◆ Records:

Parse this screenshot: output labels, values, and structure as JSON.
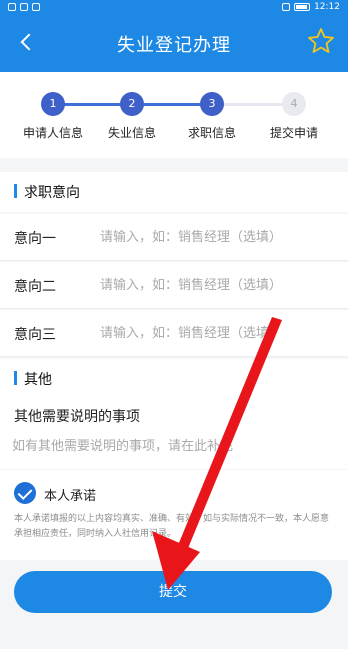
{
  "status_bar": {
    "time": "12:12"
  },
  "header": {
    "title": "失业登记办理",
    "back_icon": "back-arrow-icon",
    "star_icon": "star-outline-icon"
  },
  "steps": [
    {
      "number": "1",
      "label": "申请人信息",
      "active": true
    },
    {
      "number": "2",
      "label": "失业信息",
      "active": true
    },
    {
      "number": "3",
      "label": "求职信息",
      "active": true
    },
    {
      "number": "4",
      "label": "提交申请",
      "active": false
    }
  ],
  "job_intention": {
    "section_title": "求职意向",
    "rows": [
      {
        "label": "意向一",
        "placeholder": "请输入，如：销售经理（选填）",
        "value": ""
      },
      {
        "label": "意向二",
        "placeholder": "请输入，如：销售经理（选填）",
        "value": ""
      },
      {
        "label": "意向三",
        "placeholder": "请输入，如：销售经理（选填）",
        "value": ""
      }
    ]
  },
  "other": {
    "section_title": "其他",
    "subtitle": "其他需要说明的事项",
    "placeholder": "如有其他需要说明的事项，请在此补充",
    "value": ""
  },
  "promise": {
    "checked": true,
    "title": "本人承诺",
    "text": "本人承诺填报的以上内容均真实、准确、有效，如与实际情况不一致，本人愿意承担相应责任，同时纳入人社信用记录。"
  },
  "submit_label": "提交",
  "colors": {
    "primary": "#1e88e5",
    "step_active": "#3f5fc9",
    "annotation_arrow": "#e8161b"
  }
}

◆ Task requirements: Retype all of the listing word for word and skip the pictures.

◆ Task output:
Parse this screenshot: output labels, values, and structure as JSON.
{
  "status_bar": {
    "time": "12:12"
  },
  "header": {
    "title": "失业登记办理",
    "back_icon": "back-arrow-icon",
    "star_icon": "star-outline-icon"
  },
  "steps": [
    {
      "number": "1",
      "label": "申请人信息",
      "active": true
    },
    {
      "number": "2",
      "label": "失业信息",
      "active": true
    },
    {
      "number": "3",
      "label": "求职信息",
      "active": true
    },
    {
      "number": "4",
      "label": "提交申请",
      "active": false
    }
  ],
  "job_intention": {
    "section_title": "求职意向",
    "rows": [
      {
        "label": "意向一",
        "placeholder": "请输入，如：销售经理（选填）",
        "value": ""
      },
      {
        "label": "意向二",
        "placeholder": "请输入，如：销售经理（选填）",
        "value": ""
      },
      {
        "label": "意向三",
        "placeholder": "请输入，如：销售经理（选填）",
        "value": ""
      }
    ]
  },
  "other": {
    "section_title": "其他",
    "subtitle": "其他需要说明的事项",
    "placeholder": "如有其他需要说明的事项，请在此补充",
    "value": ""
  },
  "promise": {
    "checked": true,
    "title": "本人承诺",
    "text": "本人承诺填报的以上内容均真实、准确、有效，如与实际情况不一致，本人愿意承担相应责任，同时纳入人社信用记录。"
  },
  "submit_label": "提交",
  "colors": {
    "primary": "#1e88e5",
    "step_active": "#3f5fc9",
    "annotation_arrow": "#e8161b"
  }
}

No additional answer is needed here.